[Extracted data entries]

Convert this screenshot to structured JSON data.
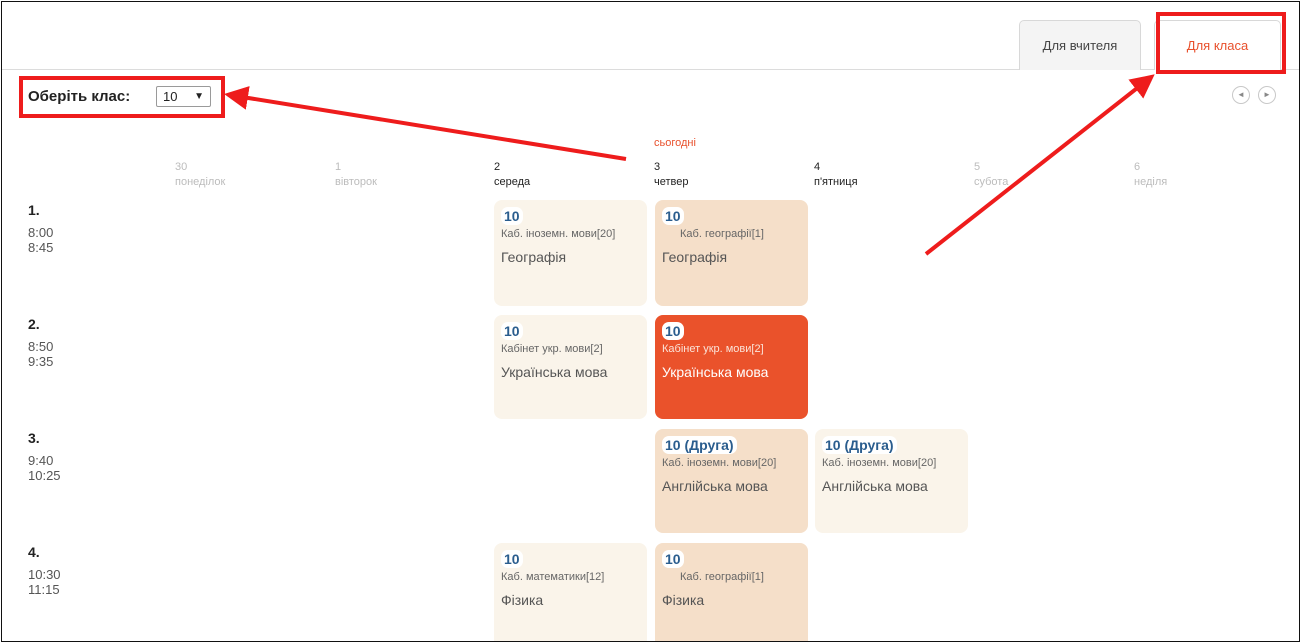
{
  "tabs": {
    "teacher": "Для вчителя",
    "class": "Для класа"
  },
  "class_selector": {
    "label": "Оберіть клас:",
    "value": "10",
    "arrow": "▼"
  },
  "nav": {
    "prev": "◄",
    "next": "►"
  },
  "today_label": "сьогодні",
  "days": [
    {
      "num": "30",
      "name": "понеділок"
    },
    {
      "num": "1",
      "name": "вівторок"
    },
    {
      "num": "2",
      "name": "середа"
    },
    {
      "num": "3",
      "name": "четвер"
    },
    {
      "num": "4",
      "name": "п'ятниця"
    },
    {
      "num": "5",
      "name": "субота"
    },
    {
      "num": "6",
      "name": "неділя"
    }
  ],
  "periods": [
    {
      "num": "1.",
      "start": "8:00",
      "end": "8:45"
    },
    {
      "num": "2.",
      "start": "8:50",
      "end": "9:35"
    },
    {
      "num": "3.",
      "start": "9:40",
      "end": "10:25"
    },
    {
      "num": "4.",
      "start": "10:30",
      "end": "11:15"
    }
  ],
  "lessons": [
    {
      "group": "10",
      "room": "Каб. іноземн. мови[20]",
      "subject": "Географія"
    },
    {
      "group": "10",
      "room": "Каб. географії[1]",
      "subject": "Географія"
    },
    {
      "group": "10",
      "room": "Кабінет укр. мови[2]",
      "subject": "Українська мова"
    },
    {
      "group": "10",
      "room": "Кабінет укр. мови[2]",
      "subject": "Українська мова"
    },
    {
      "group": "10 (Друга)",
      "room": "Каб. іноземн. мови[20]",
      "subject": "Англійська мова"
    },
    {
      "group": "10 (Друга)",
      "room": "Каб. іноземн. мови[20]",
      "subject": "Англійська мова"
    },
    {
      "group": "10",
      "room": "Каб. математики[12]",
      "subject": "Фізика"
    },
    {
      "group": "10",
      "room": "Каб. географії[1]",
      "subject": "Фізика"
    }
  ],
  "colors": {
    "accent": "#e8502c",
    "highlight": "#ee1c1c",
    "card_light": "#faf4ea",
    "card_peach": "#f5dfc9",
    "card_active": "#ea522b",
    "group_text": "#2a5d8e"
  }
}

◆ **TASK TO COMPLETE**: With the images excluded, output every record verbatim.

◆ **FINISHED TASK**:
Convert this screenshot to structured JSON data.
{
  "tabs": {
    "teacher": "Для вчителя",
    "class": "Для класа"
  },
  "class_selector": {
    "label": "Оберіть клас:",
    "value": "10",
    "arrow": "▼"
  },
  "nav": {
    "prev": "◄",
    "next": "►"
  },
  "today_label": "сьогодні",
  "days": [
    {
      "num": "30",
      "name": "понеділок"
    },
    {
      "num": "1",
      "name": "вівторок"
    },
    {
      "num": "2",
      "name": "середа"
    },
    {
      "num": "3",
      "name": "четвер"
    },
    {
      "num": "4",
      "name": "п'ятниця"
    },
    {
      "num": "5",
      "name": "субота"
    },
    {
      "num": "6",
      "name": "неділя"
    }
  ],
  "periods": [
    {
      "num": "1.",
      "start": "8:00",
      "end": "8:45"
    },
    {
      "num": "2.",
      "start": "8:50",
      "end": "9:35"
    },
    {
      "num": "3.",
      "start": "9:40",
      "end": "10:25"
    },
    {
      "num": "4.",
      "start": "10:30",
      "end": "11:15"
    }
  ],
  "lessons": [
    {
      "group": "10",
      "room": "Каб. іноземн. мови[20]",
      "subject": "Географія"
    },
    {
      "group": "10",
      "room": "Каб. географії[1]",
      "subject": "Географія"
    },
    {
      "group": "10",
      "room": "Кабінет укр. мови[2]",
      "subject": "Українська мова"
    },
    {
      "group": "10",
      "room": "Кабінет укр. мови[2]",
      "subject": "Українська мова"
    },
    {
      "group": "10 (Друга)",
      "room": "Каб. іноземн. мови[20]",
      "subject": "Англійська мова"
    },
    {
      "group": "10 (Друга)",
      "room": "Каб. іноземн. мови[20]",
      "subject": "Англійська мова"
    },
    {
      "group": "10",
      "room": "Каб. математики[12]",
      "subject": "Фізика"
    },
    {
      "group": "10",
      "room": "Каб. географії[1]",
      "subject": "Фізика"
    }
  ],
  "colors": {
    "accent": "#e8502c",
    "highlight": "#ee1c1c",
    "card_light": "#faf4ea",
    "card_peach": "#f5dfc9",
    "card_active": "#ea522b",
    "group_text": "#2a5d8e"
  }
}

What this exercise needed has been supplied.